The Android-iOS duopoly has actually still been gaining in strength to control 93.1% of the U.S. smartphone operating system market towards the end of the fall months. As original equipment manufacturers, various iterations of the Apple iPhone and Samsung Galaxy dominated bestselling lists throughout 2013. In terms of global sales, Counterpoint identified the Nokia Asha 501 as the tenth-most popular handset sold for October 2013. The ongoing maturation of the Microsoft-Nokia partnership may even slam the door shut upon BlackBerry's emerging market aspirations.

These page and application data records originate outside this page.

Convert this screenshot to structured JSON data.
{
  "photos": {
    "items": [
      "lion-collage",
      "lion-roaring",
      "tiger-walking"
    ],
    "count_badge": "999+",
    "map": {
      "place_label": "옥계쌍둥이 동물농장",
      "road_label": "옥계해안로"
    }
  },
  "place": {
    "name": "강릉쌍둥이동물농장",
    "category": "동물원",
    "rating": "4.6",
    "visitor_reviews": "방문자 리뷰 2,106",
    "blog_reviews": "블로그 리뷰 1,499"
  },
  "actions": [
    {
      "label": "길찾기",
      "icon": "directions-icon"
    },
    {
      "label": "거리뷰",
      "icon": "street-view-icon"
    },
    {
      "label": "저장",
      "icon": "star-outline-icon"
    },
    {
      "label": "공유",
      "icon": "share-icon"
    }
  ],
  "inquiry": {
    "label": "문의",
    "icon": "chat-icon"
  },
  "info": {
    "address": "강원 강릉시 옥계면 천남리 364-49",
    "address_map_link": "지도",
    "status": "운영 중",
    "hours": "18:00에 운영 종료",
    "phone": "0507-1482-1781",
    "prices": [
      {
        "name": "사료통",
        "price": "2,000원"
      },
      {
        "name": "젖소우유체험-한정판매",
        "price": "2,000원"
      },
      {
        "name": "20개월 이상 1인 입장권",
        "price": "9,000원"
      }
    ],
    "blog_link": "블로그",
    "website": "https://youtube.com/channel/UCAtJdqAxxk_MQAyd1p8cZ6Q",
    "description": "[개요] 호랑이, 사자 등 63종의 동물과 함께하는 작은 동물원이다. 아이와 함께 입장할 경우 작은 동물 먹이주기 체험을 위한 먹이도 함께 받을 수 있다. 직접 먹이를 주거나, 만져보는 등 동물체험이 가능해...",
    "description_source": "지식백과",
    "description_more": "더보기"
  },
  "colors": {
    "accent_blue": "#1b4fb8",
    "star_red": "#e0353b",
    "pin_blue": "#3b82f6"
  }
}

To add further insult to injury, The Pentagon recently had to walk back talk that it had signed a contract for BlackBerry to deliver an additional 80,000 phones to the Department of Defense. In terse language, The Pentagon reiterated that "absolutely no new orders had been placed" and that the government agency was simply using BlackBerry phones already in its possession. In late January, BlackBerry shares actually surged from $9.08 to $10.78 the week of this false flag and glimmer of misguided hope from the alleged 80,000-handset deal. For the sake of comparison, Apple sold 51.0 million iPhone units during its latest quarterly period ended December 28, 2013.
The Bottom Line

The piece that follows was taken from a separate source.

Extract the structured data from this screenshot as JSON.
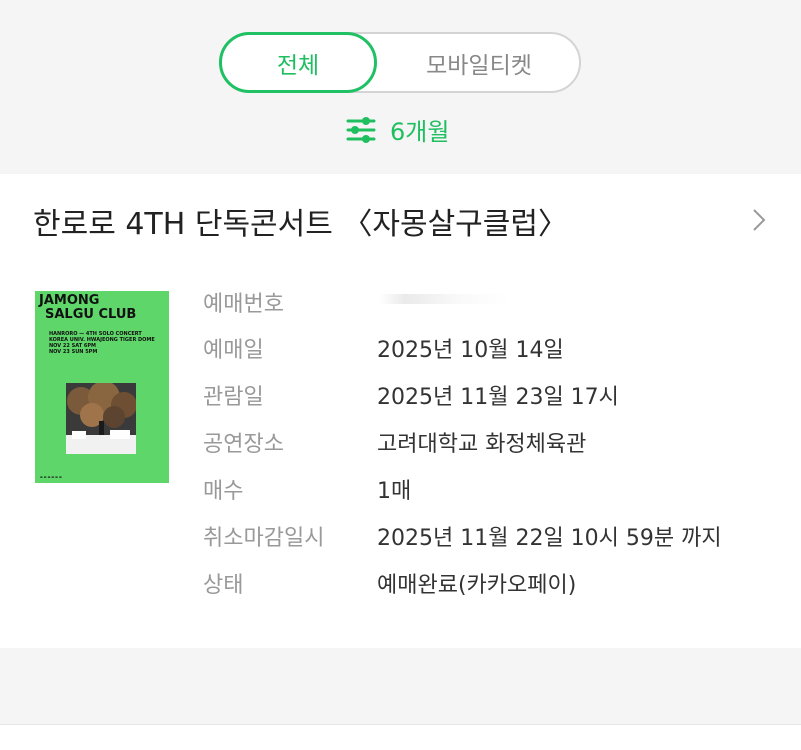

The Fairfax Financial consortium has now taken down $1.25 billion in total debentures that grant rights for conversion into BlackBerry stock at $10 per share. Terms of the arrangement would calculate out to 125 million additional shares of outstanding common stock. Again, BlackBerry did close out its latest quarter with 526.2 million shares of common stock outstanding on the books. The Fairfax convertible bonds therefore carry the potential to dilute whatever remains of shareholder value by a staggering 23.8%. For their troubles, BlackBerry investors will effectively pay Fairfax 6% interest for holding the bonds. In the event of bankruptcy, of course, satisfying creditor demands would take priority above any payouts to equity owners after asset fire sales.
For now, preserving liquidity remains a chief concern at Waterloo. BlackBerry closed out its latest Q3 2014 with $3.2 billion in cash and investments above $4.4 billion in total liabilities on the books. The liabilities side of the ledger did include $699 million in deferred revenue and $994 million remaining from the $1 billion Fairfax convertible bond deal. The deferred revenue will ultimately transition over to the income statement, which would leave BlackBerry with $3.7 billion in liabilities on the balance sheet. Be advised that BlackBerry also collected upon $1.2 billion in receivables, while also working off $349 million worth of inventories over the past nine months.

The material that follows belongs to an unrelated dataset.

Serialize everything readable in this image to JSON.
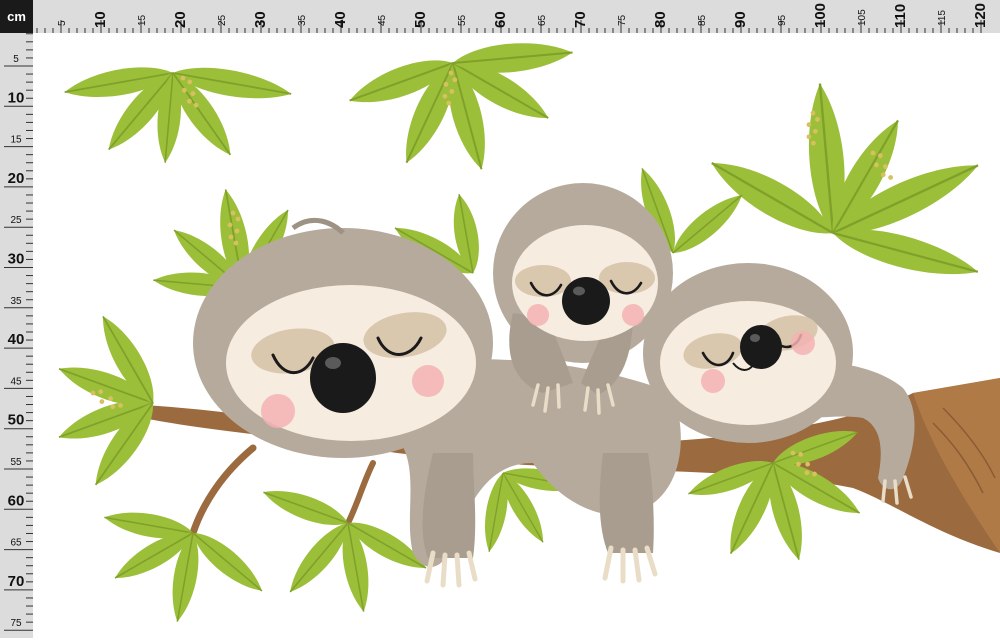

The Q3 2014 statement of cash flows also revealed that BlackBerry netted $443 million through trading securities over the past three quarters months. Without financial engineering, BlackBerry's cash position would have been effectively nil, after enduring a staggering $4.4 billion in quarterly losses. Going forward, BlackBerry's plan to sell off real estate alongside the latest round of Fairfax convertible debt financing may bring in another $500 million over the next year, at best.
In either event, BlackBerry cannot simply float the note forever. Investors who were fortunate enough to buy into BlackBerry near the $5.44 floor should immediately sell stock and take profits amid this current dead cat bounce. Going forward, stubborn investors may take a significant bath due to Fairfax opening up the floodgates for BlackBerry shareholder dilution, yet again.
Disclosure: I am long AAPL. I wrote this article myself, and it expresses my own opinions. I am not receiving compensation for it (other than from Seeking Alpha). I have no business relationship with any company whose stock is mentioned in this article.